The 24 Hours of Le Mans is one of the world’s oldest and most prestigious endurance races in autosports. Conducted on an 8.5-mile circuit in the sleepy French town of Le Mans, the race travels over countryside roads throughout the course of an entire day, requiring teams to swap between three drivers regularly, relay-runner style. Drivers and cars must be prepared for the elements as it rains frequently, and within each lap lie both a challenging 90-degree turn and 200+ mph straightaways. Even beginning the race is dangerous, as drivers uniquely line up on the track opposite their cars and at the drop of the starting flag sprint to their vehicles, rushing to take off in a flurry of chaotic action that is as exciting as it is insane. Winning the race isn’t easy, but accomplishing the feat against fellow manufacturing giants of the industry brings the victorious automotive team great glory and often heavy sales. In 1963, Henry Ford II decided that he wanted a piece of this action, and after a failed bid to purchase Ferrari (including its racing team that won the Le Mans in 1958 and every year from 1960-1965), he decided that if he couldn’t own the Italian sports car manufacturer, he would do everything in his power to beat them where it would hurt most – on the track at Le Mans. And in doing so, a rivalry was born.
“Ford v Ferrari” is a biographical action-packed drama from Director James Mangold (“Logan”, “3:10 to Yuma”, “Walk the Line”) that tells the story of Ford Motor Company’s journey to beat its Italian rivals. The key to this project was automotive designer and former Le Mans driving champion Carroll Shelby (Matt Damon), who is brought on by Henry Ford II (Tracy Letts) to build a car that could compete with the racing titans of the world. Shelby knows that a car is only as good as the man steering its wheel, though, and despite consistent pushback from Ford marketing man Leo Beebe (Josh Lucas), he eventually brings on his close friend, the sometimes difficult but brilliant English engineer and driver Ken Miles (Christian Bale), to hopefully pilot this new machine to victory lane.
Surprisingly, “Ford v Ferrari” has less racing action than you might expect in its 2.5-hour runtime. Mangold really leans into the drama of Ford’s capitalistic motivations and how it complicated the achievement of its own goals due to control issues and typical business-driven decision-making. There are two standout racing sequences, however, that are exactly the edge-of-your-seat, heart-pumping, adrenaline-boosting, high-speed affairs that audiences desire. Expertly crafted and shot, then combined with the delightful roar of racecar sounds and backed with a propulsive score by Marco Beltrami and Buck Sanders, these scenes are intense as can be and evoke a rousing response. Character investment plays a big role in this, as audiences are easily drawn to rooting for the Shelby and Miles racing team due to their depiction as wholesome, driven men of integrity who are navigating a challenging business landscape to chase their dreams.

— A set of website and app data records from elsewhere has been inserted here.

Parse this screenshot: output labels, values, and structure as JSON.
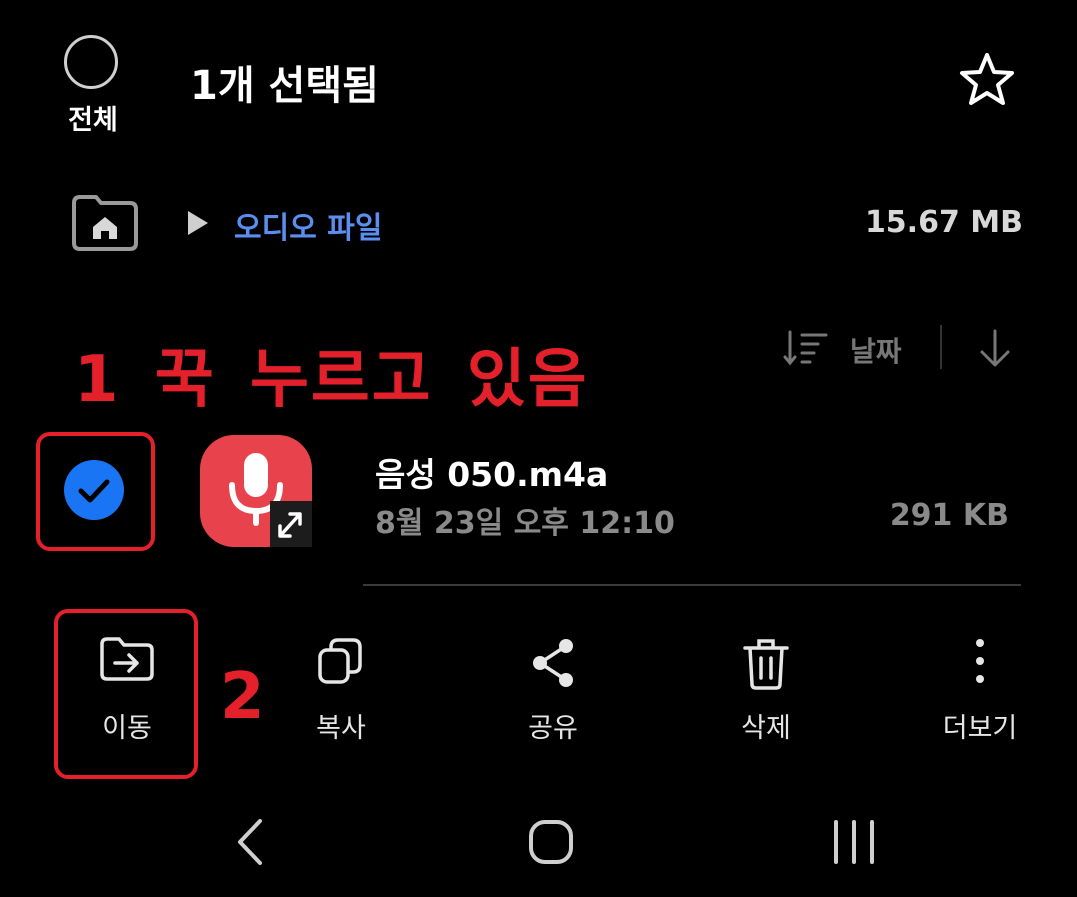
{
  "header": {
    "select_all_label": "전체",
    "title": "1개 선택됨"
  },
  "breadcrumb": {
    "folder": "오디오 파일",
    "storage_size": "15.67 MB"
  },
  "sort": {
    "label": "날짜"
  },
  "annotations": {
    "step1": "1 꾹 누르고 있음",
    "step2": "2",
    "color": "#e4202b"
  },
  "file": {
    "name": "음성 050.m4a",
    "date": "8월 23일 오후 12:10",
    "size": "291 KB",
    "selected": true,
    "icon": "microphone-icon"
  },
  "actions": [
    {
      "label": "이동",
      "icon": "move-folder-icon"
    },
    {
      "label": "복사",
      "icon": "copy-icon"
    },
    {
      "label": "공유",
      "icon": "share-icon"
    },
    {
      "label": "삭제",
      "icon": "trash-icon"
    },
    {
      "label": "더보기",
      "icon": "more-vertical-icon"
    }
  ],
  "colors": {
    "background": "#000000",
    "accent_blue": "#1a75f5",
    "folder_link": "#5a8ff0",
    "recorder_red": "#e8434d"
  }
}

The cast is full of wonderful supporting performances, but lead actors Damon and Bale play brilliantly off of each other as both longtime friends and similarly-obsessed colleagues, with the latter being especially noteworthy for his portrayal of a devoted and loving family man who treads the line between egotistical and confident when it comes to his skill with a car. Both bring a great deal of humor to their roles, as well, and deliver a script full of wit and technical terminology with talent worthy of awards recognition. Letts is also a highlight as “Deuce”, the Ford Motor Company President determined to live up to his grandfather’s legacy and keep Ford at the top of the automotive world.
Mangold is in top-form, directing with a confidant, fine-tuned precision, and though long, “Ford v Ferrari” is so full of energy and so expertly edited that you never feel its length. Its legendary, wholesome central characters are full of charm and watching their journey is an exciting and joyful treat. “Ford v Ferrari” is undoubtedly one of the best films of 2019, a gripping biopic with thrilling action and smashing performances that is sure to satisfy both fans of human drama and autosports alike, and it will go down as one of the definitive race-car movies ever made.
Aaron White is a Seattle-based film critic and co-creator/co-host of the Feelin’ Film Podcast. He is also a member of the Seattle Film Critics Society. He writes reviews with a focus on the emotional experience he has with a film. Follow him on Facebook and Twitter to be notified when new content is posted.